“And furthermore it is of course just very difficult to find and keep work in a totally different country,” he added.
Last week, Van de Beek warned that the Dutch welfare state will collapse unless the nation closes its borders to migrants from the third world, each of whom on average costs the state €120,000 over their lifetime.
“The indigenous are financing an unemployed minority underclass,” he told Dutch tabloid AD. “There are more than 2 million non-Westerners and more than 13 million natives living in the Netherlands yet there are already more non-Western welfare recipients.”
Questioned over the fact critics say it is “immoral” to judge people by their economic profile, Van de Beek said he believes the word better fits his open borders-supporting opponents, who he argued are happy to make worse the lives of Dutch people “on the lowest incomes and who hold the least power … who are already under pressure from automation and globalisation”.

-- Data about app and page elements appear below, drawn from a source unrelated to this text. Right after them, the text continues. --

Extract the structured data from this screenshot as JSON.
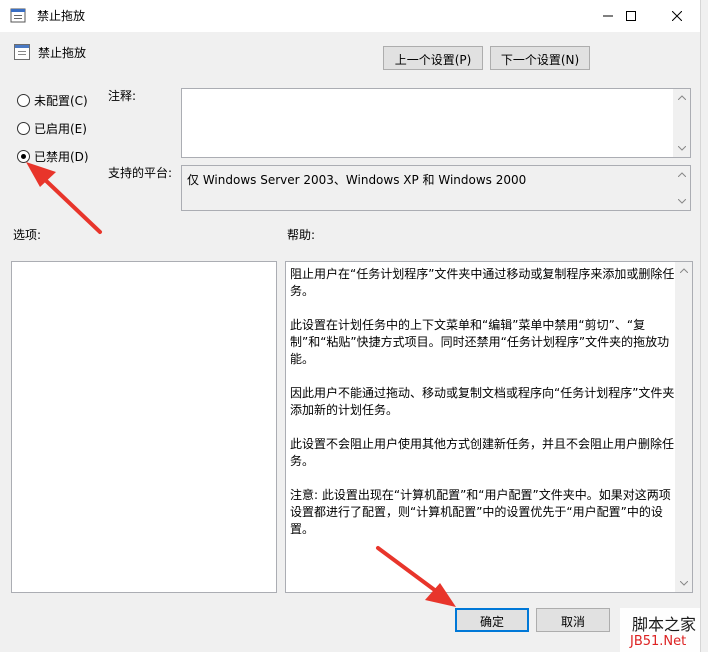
{
  "window": {
    "title": "禁止拖放"
  },
  "header": {
    "setting_name": "禁止拖放",
    "prev_button": "上一个设置(P)",
    "next_button": "下一个设置(N)"
  },
  "radio_options": [
    {
      "label": "未配置(C)",
      "checked": false
    },
    {
      "label": "已启用(E)",
      "checked": false
    },
    {
      "label": "已禁用(D)",
      "checked": true
    }
  ],
  "comment": {
    "label": "注释:",
    "value": ""
  },
  "platform": {
    "label": "支持的平台:",
    "value": "仅 Windows Server 2003、Windows XP 和 Windows 2000"
  },
  "options_label": "选项:",
  "help_label": "帮助:",
  "help_paragraphs": [
    "阻止用户在“任务计划程序”文件夹中通过移动或复制程序来添加或删除任务。",
    "此设置在计划任务中的上下文菜单和“编辑”菜单中禁用“剪切”、“复制”和“粘贴”快捷方式项目。同时还禁用“任务计划程序”文件夹的拖放功能。",
    "因此用户不能通过拖动、移动或复制文档或程序向“任务计划程序”文件夹添加新的计划任务。",
    "此设置不会阻止用户使用其他方式创建新任务，并且不会阻止用户删除任务。",
    "注意: 此设置出现在“计算机配置”和“用户配置”文件夹中。如果对这两项设置都进行了配置，则“计算机配置”中的设置优先于“用户配置”中的设置。"
  ],
  "footer": {
    "ok_button": "确定",
    "cancel_button": "取消"
  },
  "watermark": {
    "line1": "脚本之家",
    "line2": "JB51.Net"
  },
  "colors": {
    "annotation_arrow": "#e8352b",
    "focus_border": "#0078d7"
  }
}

“Politically correct people wantonly ignore the fact that every euro can only be spent once, and every time you have to weigh up whether you want the government to work for your fellow citizens or for the rest of the world,” he said.